• _YOUR INSTRUCTIONS_: Pictures stay out of your copy, but everything else in the records below must be repeated exactly.

• _DATA SECTION_:
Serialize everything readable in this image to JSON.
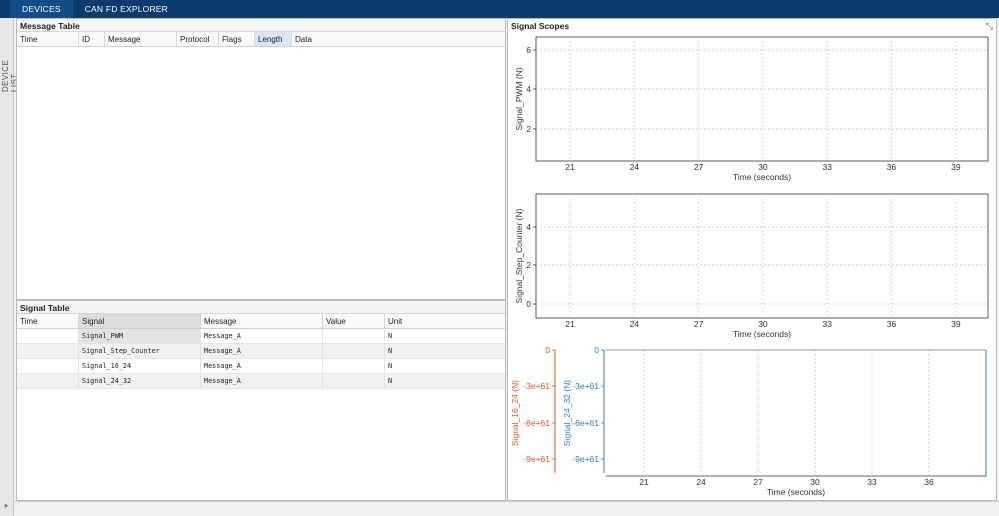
{
  "tabs": [
    {
      "label": "DEVICES"
    },
    {
      "label": "CAN FD EXPLORER"
    }
  ],
  "side": {
    "label": "DEVICE LIST",
    "expand_glyph": "⯈"
  },
  "message_table": {
    "title": "Message Table",
    "columns": [
      "Time",
      "ID",
      "Message",
      "Protocol",
      "Flags",
      "Length",
      "Data"
    ]
  },
  "signal_table": {
    "title": "Signal Table",
    "columns": [
      "Time",
      "Signal",
      "Value",
      "Unit"
    ],
    "message_col": "Message",
    "rows": [
      {
        "time": "",
        "signal": "Signal_PWM",
        "message": "Message_A",
        "value": "",
        "unit": "N"
      },
      {
        "time": "",
        "signal": "Signal_Step_Counter",
        "message": "Message_A",
        "value": "",
        "unit": "N"
      },
      {
        "time": "",
        "signal": "Signal_16_24",
        "message": "Message_A",
        "value": "",
        "unit": "N"
      },
      {
        "time": "",
        "signal": "Signal_24_32",
        "message": "Message_A",
        "value": "",
        "unit": "N"
      }
    ]
  },
  "scopes": {
    "title": "Signal Scopes",
    "icon": "collapse-arrows-icon",
    "xlabel": "Time (seconds)",
    "plot1": {
      "ylabel": "Signal_PWM (N)",
      "yticks": [
        "2",
        "4",
        "6"
      ],
      "xticks": [
        "21",
        "24",
        "27",
        "30",
        "33",
        "36",
        "39"
      ]
    },
    "plot2": {
      "ylabel": "Signal_Step_Counter (N)",
      "yticks": [
        "0",
        "2",
        "4"
      ],
      "xticks": [
        "21",
        "24",
        "27",
        "30",
        "33",
        "36",
        "39"
      ]
    },
    "plot3": {
      "ylabel_left": "Signal_16_24 (N)",
      "ylabel_right": "Signal_24_32 (N)",
      "yticks_left": [
        "0",
        "-3e+61",
        "-6e+61",
        "-9e+61"
      ],
      "yticks_right": [
        "0",
        "-3e+61",
        "-6e+61",
        "-9e+61"
      ],
      "xticks": [
        "21",
        "24",
        "27",
        "30",
        "33",
        "36"
      ],
      "left_color": "#e0531f",
      "right_color": "#1f7fc8"
    }
  }
}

• _OUTPUT_:
Serialize everything readable in this image to JSON.
{
  "tabs": [
    {
      "label": "DEVICES"
    },
    {
      "label": "CAN FD EXPLORER"
    }
  ],
  "side": {
    "label": "DEVICE LIST",
    "expand_glyph": "⯈"
  },
  "message_table": {
    "title": "Message Table",
    "columns": [
      "Time",
      "ID",
      "Message",
      "Protocol",
      "Flags",
      "Length",
      "Data"
    ]
  },
  "signal_table": {
    "title": "Signal Table",
    "columns": [
      "Time",
      "Signal",
      "Value",
      "Unit"
    ],
    "message_col": "Message",
    "rows": [
      {
        "time": "",
        "signal": "Signal_PWM",
        "message": "Message_A",
        "value": "",
        "unit": "N"
      },
      {
        "time": "",
        "signal": "Signal_Step_Counter",
        "message": "Message_A",
        "value": "",
        "unit": "N"
      },
      {
        "time": "",
        "signal": "Signal_16_24",
        "message": "Message_A",
        "value": "",
        "unit": "N"
      },
      {
        "time": "",
        "signal": "Signal_24_32",
        "message": "Message_A",
        "value": "",
        "unit": "N"
      }
    ]
  },
  "scopes": {
    "title": "Signal Scopes",
    "icon": "collapse-arrows-icon",
    "xlabel": "Time (seconds)",
    "plot1": {
      "ylabel": "Signal_PWM (N)",
      "yticks": [
        "2",
        "4",
        "6"
      ],
      "xticks": [
        "21",
        "24",
        "27",
        "30",
        "33",
        "36",
        "39"
      ]
    },
    "plot2": {
      "ylabel": "Signal_Step_Counter (N)",
      "yticks": [
        "0",
        "2",
        "4"
      ],
      "xticks": [
        "21",
        "24",
        "27",
        "30",
        "33",
        "36",
        "39"
      ]
    },
    "plot3": {
      "ylabel_left": "Signal_16_24 (N)",
      "ylabel_right": "Signal_24_32 (N)",
      "yticks_left": [
        "0",
        "-3e+61",
        "-6e+61",
        "-9e+61"
      ],
      "yticks_right": [
        "0",
        "-3e+61",
        "-6e+61",
        "-9e+61"
      ],
      "xticks": [
        "21",
        "24",
        "27",
        "30",
        "33",
        "36"
      ],
      "left_color": "#e0531f",
      "right_color": "#1f7fc8"
    }
  }
}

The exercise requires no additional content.